Let’s begin with what we know about the president’s vital signs, which are called “vital” for a reason. They are the single most important descriptor of how patients are doing. It’s also not enough to have one set of vitals, but to see trends. When doctors and nurses do rounds in the hospital, we pore over charts of all of the patient’s vitals during the past 24 hours.
We don’t have these numbers for Trump. During Saturday’s news conference, Conley described his patient’s vitals as “great.” Less than an hour later, an anonymous source (later identified as White House Chief of Staff Mark Meadows) said that the president’s vital signs had been “very concerning.” If both are true, then that in itself is worrisome: It points to a changing clinical picture that must be closely followed.
In particular, we need to be watchful of the president’s respiratory status. In many
Doctors were among the earliest adopters of the newfangled motorcar. An early-1900s medical man in a motor car (and, yes, most were men) extended his reach, allowing him to arrive at destinations in some comfort, and, compared to traveling by horse-and-cart, enabled many more house calls per day—with each call-out attracting a fat fee.
The creation of the NHS in 1948 did away with such fees, but still, doctors preferred to dot around in their motor cars—for the first half of the Twentieth Century, the person most Britons associated with car ownership was the local doctor.

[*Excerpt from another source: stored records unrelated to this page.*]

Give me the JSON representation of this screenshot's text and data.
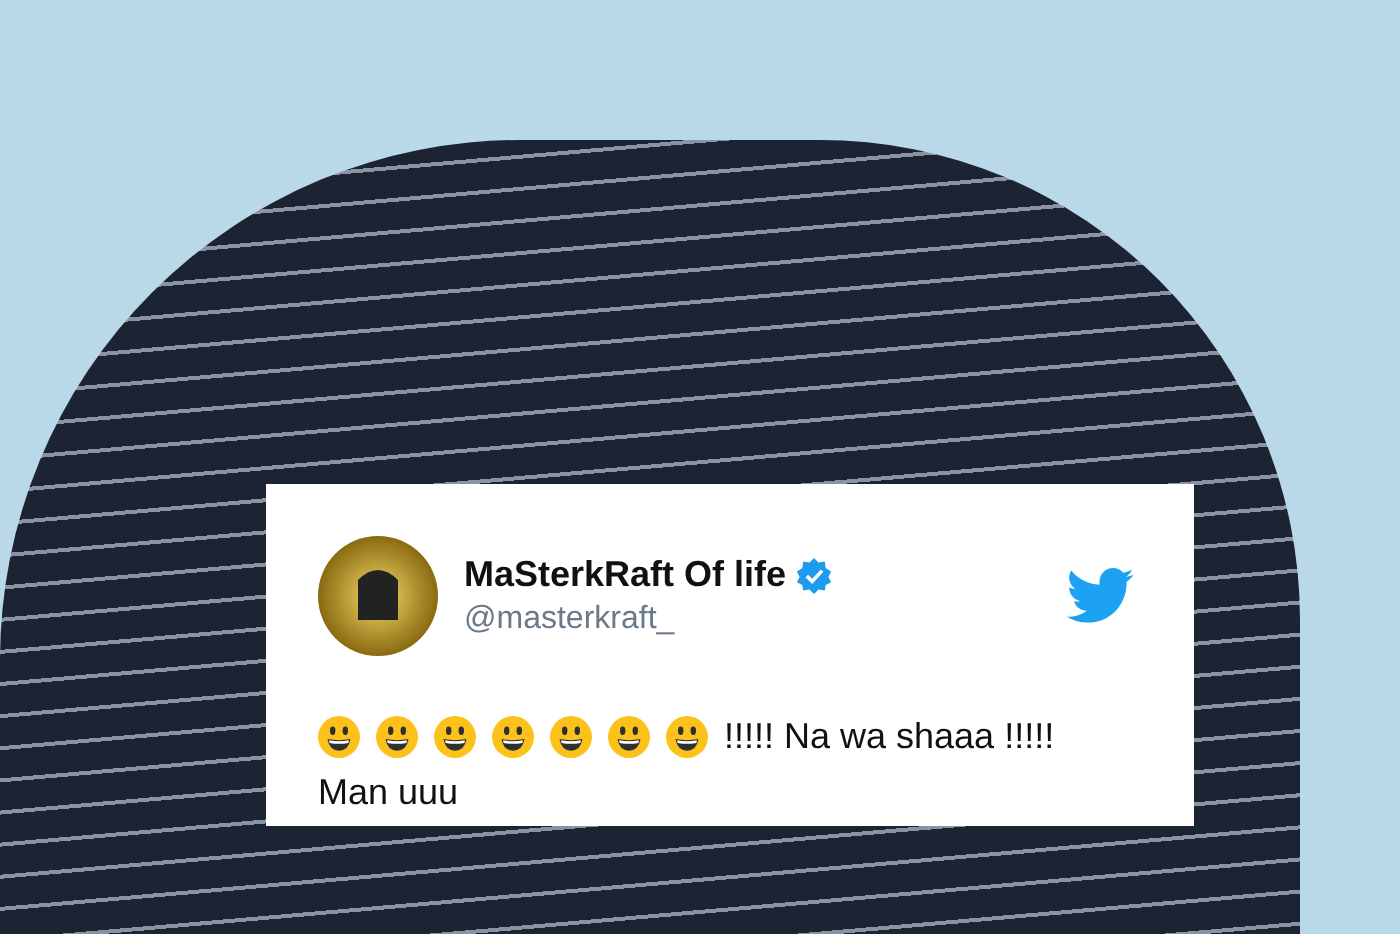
{
  "tweet": {
    "display_name": "MaSterkRaft Of life",
    "verified": true,
    "handle": "@masterkraft_",
    "emojis": [
      {
        "kind": "grinning"
      },
      {
        "kind": "grinning"
      },
      {
        "kind": "grinning"
      },
      {
        "kind": "grinning"
      },
      {
        "kind": "grinning"
      },
      {
        "kind": "grinning"
      },
      {
        "kind": "grinning"
      }
    ],
    "text_lines": [
      "!!!!! Na wa shaaa !!!!!",
      "Man uuu"
    ]
  }
}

With mass car ownership, the benefits of motoring have been slowly eroded for all. Swift, door-to-door travel was available to the first motorists but today’s cohort cause, and therefore have to contend with, chronic traffic congestion. Add in draconian parking restrictions—draconian